Detection of Anaerobic Beer Spoilers

Why is the detection of anaerobic beer spoilers so hard?

Anaerobic beer spoilers only became an issue since the technology of beer production was improved in concern of avoiding entry of oxygen into the production process.

The first anaerobic beer spoiling Pectinatus strains were isolated in 1978, Megasphaera was the first time detected in beer and described as a new species in 1986. Both are responsible for bad smell and extreme off-flavor in beer. They are usually detected in finished products or other liquid samples, most often in low or non-alcohol beers.

Samples contaminated with anaerobic bacteria are often described with terms such as “animal waste”, “sewage” or “baby’s vomit”. But odor analysis alone is not sufficient to identify these anaerobic bacteria – we have also detected Pectinatus in spoilt non-alcohol beer showing no unusual odor at all.

In some cases we have identified Clostridium species as sources of bad smell, so Clostridium butyricum and Clostridium beijerinckii (formerly Clostridium acetobutylicum) from beer, and Clostridium pasteurianum from banana juice. Clostridia are spore formers and therefore resistant to high temperatures which makes them causing severe and long lasting problems.

During routine process control, anaerobic bacteria mostly stay undiscovered, therefore back-tracking to their contamination source is difficult to impossible.

Lactic Acid Bacteria

Sometimes desired, but often spoilers

Lactic acid bacteria are often causing a considerable pH reduction when they grow. Therefore, such cultures are traditionally used in the production of foods with a prolonged shelf life as yoghurt, sauerkraut, pickles, kombucha or salami. In the beverage production, mainly in the production of beer and wine, the identical microorganisms are regarded as the most common spoiling microorganisms, as they are able to grow well in sour environments such as beer and fruit juice.

Microbial Growth Surviving Heat Treatment

Routine control must be adjusted to include heat resistant microorganisms

By heat treatment – flash or tunnel pasteurisation – microorganisms in the product are destroyed and the shelf-life of the product is extended. Commonly used procedures are optimized for the typically occurring microorganisms. In breweries, the settings for time and temperature are aiming on the inactivation of yeasts and bacteria. Nevertheless live microorganisms reach the product – why does this happen?

Positive Results in Enrichment

Warning of problems in quality control

Growth of bacteria, yeasts or molds in routine control are advance notice of product quality problems. But what is the damage potential? This is the essential question. Some bacteria or yeasts are proliferating in enrichment media while they are not able to grow in the beverage itself. So everything is only false alarm? Not at all – and nothing which you should ignore.

Pressure Formation - Burst Risk

Originated by gas producing microorganisms

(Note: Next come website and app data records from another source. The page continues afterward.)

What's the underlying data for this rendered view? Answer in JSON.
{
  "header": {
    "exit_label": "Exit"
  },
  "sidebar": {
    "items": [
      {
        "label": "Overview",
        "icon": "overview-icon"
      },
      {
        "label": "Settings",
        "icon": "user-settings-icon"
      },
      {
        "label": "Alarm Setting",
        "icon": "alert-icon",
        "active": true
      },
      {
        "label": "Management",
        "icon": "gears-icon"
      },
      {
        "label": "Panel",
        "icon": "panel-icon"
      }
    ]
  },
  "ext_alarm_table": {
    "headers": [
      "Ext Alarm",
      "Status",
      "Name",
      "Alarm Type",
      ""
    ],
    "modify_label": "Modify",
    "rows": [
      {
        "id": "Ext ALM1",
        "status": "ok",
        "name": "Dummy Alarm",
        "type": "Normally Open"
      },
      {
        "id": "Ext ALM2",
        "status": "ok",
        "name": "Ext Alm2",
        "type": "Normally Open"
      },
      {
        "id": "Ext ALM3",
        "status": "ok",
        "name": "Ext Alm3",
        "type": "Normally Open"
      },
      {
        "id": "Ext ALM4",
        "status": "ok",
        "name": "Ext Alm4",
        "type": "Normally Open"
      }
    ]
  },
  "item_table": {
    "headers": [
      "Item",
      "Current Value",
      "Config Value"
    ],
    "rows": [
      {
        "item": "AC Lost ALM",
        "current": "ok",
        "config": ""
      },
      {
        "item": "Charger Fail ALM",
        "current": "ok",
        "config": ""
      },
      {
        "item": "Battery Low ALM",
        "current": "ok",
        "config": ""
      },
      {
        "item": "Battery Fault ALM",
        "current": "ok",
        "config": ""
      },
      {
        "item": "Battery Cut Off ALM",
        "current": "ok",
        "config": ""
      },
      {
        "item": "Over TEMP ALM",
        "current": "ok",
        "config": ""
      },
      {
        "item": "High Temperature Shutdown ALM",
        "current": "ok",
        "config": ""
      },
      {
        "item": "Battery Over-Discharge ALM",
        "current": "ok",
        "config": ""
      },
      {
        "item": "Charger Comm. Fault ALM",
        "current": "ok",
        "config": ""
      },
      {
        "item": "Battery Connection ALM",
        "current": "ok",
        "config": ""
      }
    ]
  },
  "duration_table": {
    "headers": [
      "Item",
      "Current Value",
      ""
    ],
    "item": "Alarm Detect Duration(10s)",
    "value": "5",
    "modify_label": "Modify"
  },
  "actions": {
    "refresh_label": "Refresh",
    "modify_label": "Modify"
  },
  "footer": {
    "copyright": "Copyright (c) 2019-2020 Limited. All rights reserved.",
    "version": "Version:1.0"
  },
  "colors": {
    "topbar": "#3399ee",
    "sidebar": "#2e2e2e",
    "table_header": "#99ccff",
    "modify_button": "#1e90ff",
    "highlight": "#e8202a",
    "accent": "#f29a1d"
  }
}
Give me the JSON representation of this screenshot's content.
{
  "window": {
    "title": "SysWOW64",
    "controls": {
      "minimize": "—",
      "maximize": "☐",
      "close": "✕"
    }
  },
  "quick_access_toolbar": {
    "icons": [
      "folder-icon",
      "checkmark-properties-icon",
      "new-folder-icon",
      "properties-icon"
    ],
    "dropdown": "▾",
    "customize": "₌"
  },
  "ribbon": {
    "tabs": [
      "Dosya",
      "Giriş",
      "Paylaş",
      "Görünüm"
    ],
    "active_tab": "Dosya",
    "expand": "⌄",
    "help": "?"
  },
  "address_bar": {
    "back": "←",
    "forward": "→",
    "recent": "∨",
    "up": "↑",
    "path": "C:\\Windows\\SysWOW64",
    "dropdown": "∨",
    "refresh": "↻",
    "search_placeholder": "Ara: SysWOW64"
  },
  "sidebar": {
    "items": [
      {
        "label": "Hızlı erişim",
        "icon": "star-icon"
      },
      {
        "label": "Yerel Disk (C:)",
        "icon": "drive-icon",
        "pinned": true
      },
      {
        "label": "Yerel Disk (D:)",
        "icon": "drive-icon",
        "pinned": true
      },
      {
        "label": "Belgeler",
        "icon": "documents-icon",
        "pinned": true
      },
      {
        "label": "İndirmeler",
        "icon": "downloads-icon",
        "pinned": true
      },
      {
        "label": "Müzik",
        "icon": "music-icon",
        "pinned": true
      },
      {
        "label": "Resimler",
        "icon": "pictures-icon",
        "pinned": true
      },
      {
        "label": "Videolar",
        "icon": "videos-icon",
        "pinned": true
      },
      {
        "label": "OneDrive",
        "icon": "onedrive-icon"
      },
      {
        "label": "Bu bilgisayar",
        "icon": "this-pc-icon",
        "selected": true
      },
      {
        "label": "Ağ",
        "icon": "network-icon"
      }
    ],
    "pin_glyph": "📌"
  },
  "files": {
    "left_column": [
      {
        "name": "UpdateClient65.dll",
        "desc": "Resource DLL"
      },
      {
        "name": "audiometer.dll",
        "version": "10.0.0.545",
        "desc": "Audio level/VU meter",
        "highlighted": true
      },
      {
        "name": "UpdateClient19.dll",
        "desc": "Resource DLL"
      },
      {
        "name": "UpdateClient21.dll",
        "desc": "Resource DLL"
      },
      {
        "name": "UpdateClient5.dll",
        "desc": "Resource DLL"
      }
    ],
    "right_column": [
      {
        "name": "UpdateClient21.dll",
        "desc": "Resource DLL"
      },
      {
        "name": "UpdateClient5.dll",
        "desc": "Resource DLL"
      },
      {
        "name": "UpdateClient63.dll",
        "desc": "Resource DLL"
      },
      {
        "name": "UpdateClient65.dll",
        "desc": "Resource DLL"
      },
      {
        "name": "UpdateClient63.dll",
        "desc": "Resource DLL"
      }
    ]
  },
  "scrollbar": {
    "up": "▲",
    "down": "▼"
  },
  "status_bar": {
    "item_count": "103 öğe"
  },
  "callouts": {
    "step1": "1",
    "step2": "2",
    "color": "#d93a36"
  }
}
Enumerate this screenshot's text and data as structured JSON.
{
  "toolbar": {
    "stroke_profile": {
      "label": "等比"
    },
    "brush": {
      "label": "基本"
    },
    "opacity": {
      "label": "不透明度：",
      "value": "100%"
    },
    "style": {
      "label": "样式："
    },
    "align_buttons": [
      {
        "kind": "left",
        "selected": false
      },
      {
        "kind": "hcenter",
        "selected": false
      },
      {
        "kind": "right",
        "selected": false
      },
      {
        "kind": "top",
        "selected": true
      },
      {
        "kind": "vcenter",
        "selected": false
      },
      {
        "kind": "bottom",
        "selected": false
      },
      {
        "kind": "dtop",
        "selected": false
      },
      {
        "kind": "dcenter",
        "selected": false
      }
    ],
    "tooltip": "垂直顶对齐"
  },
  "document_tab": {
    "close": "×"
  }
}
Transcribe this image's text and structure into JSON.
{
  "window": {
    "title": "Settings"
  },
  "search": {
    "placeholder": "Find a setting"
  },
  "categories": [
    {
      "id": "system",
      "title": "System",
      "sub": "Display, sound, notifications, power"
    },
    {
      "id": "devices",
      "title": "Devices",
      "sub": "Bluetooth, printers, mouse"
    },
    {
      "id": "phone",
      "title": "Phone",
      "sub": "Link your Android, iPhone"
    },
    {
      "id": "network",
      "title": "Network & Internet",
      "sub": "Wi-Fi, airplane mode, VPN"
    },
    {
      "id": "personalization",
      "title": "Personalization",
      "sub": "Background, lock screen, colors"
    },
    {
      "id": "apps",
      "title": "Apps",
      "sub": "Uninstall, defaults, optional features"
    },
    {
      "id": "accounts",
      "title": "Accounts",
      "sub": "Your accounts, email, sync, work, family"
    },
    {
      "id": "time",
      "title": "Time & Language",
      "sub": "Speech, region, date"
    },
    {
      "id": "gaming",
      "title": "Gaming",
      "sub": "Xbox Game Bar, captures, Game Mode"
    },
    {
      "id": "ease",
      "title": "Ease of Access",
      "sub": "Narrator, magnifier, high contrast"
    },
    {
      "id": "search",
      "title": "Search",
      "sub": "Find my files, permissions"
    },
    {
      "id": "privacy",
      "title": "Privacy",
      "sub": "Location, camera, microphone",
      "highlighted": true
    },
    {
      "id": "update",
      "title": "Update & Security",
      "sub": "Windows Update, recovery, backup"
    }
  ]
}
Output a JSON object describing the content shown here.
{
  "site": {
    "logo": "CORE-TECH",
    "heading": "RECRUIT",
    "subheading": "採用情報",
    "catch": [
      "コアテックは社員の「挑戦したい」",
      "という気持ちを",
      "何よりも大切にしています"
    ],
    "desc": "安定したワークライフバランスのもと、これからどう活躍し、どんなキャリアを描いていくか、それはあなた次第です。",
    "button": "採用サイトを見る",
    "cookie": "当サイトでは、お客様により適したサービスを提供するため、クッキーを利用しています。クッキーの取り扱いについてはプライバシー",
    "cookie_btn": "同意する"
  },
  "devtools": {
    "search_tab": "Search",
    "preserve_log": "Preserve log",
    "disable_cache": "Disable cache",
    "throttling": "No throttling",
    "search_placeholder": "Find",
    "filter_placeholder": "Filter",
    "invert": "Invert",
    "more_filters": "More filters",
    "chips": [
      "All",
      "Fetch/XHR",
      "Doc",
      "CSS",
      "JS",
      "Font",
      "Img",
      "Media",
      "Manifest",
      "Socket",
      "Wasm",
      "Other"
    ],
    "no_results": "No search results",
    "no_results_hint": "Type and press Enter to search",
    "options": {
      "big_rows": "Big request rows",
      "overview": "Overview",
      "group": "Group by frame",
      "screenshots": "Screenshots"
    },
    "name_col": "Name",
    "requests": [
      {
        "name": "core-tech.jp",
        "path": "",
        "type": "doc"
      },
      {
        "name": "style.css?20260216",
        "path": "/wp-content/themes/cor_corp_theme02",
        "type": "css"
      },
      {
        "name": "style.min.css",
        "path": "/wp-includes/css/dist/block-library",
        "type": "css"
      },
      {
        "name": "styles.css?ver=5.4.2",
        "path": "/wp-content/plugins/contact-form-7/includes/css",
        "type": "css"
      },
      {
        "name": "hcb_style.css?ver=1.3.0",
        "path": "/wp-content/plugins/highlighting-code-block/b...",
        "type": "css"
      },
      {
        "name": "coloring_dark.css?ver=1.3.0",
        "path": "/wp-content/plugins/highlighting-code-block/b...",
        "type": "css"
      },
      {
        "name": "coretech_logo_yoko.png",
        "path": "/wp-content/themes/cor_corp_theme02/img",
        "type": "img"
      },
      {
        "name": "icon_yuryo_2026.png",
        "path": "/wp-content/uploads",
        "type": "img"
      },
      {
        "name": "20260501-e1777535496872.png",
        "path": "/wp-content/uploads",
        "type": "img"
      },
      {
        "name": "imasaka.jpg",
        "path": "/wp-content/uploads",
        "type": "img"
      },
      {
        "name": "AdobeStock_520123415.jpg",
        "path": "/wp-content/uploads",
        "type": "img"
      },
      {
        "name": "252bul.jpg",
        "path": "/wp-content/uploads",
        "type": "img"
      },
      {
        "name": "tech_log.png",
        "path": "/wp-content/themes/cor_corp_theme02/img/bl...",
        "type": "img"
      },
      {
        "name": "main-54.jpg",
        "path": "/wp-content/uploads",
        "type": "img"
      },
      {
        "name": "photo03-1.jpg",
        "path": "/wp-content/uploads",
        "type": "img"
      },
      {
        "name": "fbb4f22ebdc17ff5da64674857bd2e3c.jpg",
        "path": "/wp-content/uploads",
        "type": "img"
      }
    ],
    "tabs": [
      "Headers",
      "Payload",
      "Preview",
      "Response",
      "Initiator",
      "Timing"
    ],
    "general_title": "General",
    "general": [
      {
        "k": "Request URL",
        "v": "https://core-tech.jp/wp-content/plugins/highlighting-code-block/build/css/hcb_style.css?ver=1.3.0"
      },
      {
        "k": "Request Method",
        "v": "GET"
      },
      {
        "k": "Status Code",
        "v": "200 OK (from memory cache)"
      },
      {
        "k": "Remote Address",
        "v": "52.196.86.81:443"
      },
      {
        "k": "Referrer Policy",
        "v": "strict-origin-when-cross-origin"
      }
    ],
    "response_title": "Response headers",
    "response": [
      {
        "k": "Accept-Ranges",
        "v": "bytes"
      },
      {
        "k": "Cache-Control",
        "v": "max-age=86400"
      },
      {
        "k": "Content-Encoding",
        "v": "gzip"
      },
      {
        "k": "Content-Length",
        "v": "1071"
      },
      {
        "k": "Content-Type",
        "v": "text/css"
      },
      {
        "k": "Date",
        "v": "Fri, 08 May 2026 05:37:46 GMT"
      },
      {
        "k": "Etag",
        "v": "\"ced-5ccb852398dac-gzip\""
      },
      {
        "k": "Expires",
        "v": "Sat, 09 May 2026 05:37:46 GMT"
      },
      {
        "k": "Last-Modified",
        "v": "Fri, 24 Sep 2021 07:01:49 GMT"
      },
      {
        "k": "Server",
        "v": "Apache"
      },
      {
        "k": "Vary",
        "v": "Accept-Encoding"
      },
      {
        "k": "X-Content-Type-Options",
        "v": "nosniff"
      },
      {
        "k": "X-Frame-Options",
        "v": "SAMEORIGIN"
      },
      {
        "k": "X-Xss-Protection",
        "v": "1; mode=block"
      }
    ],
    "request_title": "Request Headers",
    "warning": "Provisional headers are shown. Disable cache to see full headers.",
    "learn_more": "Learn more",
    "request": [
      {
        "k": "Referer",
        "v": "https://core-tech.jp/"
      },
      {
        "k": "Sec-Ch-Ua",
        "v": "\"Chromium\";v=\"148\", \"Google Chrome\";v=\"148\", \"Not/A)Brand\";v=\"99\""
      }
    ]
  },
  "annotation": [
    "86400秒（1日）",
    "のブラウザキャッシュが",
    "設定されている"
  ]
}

Pressure formation in a container is usually caused by proliferation of gas producing yeasts, rarely by bacteria. Depending on the nutrient availability, some microorganisms degrade carbohydrates under anaerobic conditions thus producing carbon dioxide. The gas production may proceed until containers swell and even can burst. In case of a yeast contamination, the burst risk especially for glass containers is very high. Prevent damage and avoid recall campaigns which are everything else but good advertising.

Other Frequently Asked Questions

Looking into new methods can raise questions around the workflow. We’re here to help clarify and queries you may help and make implementation in your laboratory as easy as possible.  We’ve prepared a summary sheet outlining some of the key questions which have arisen in the past. If your question isn’t included or is very specific please feel free to contact us directly.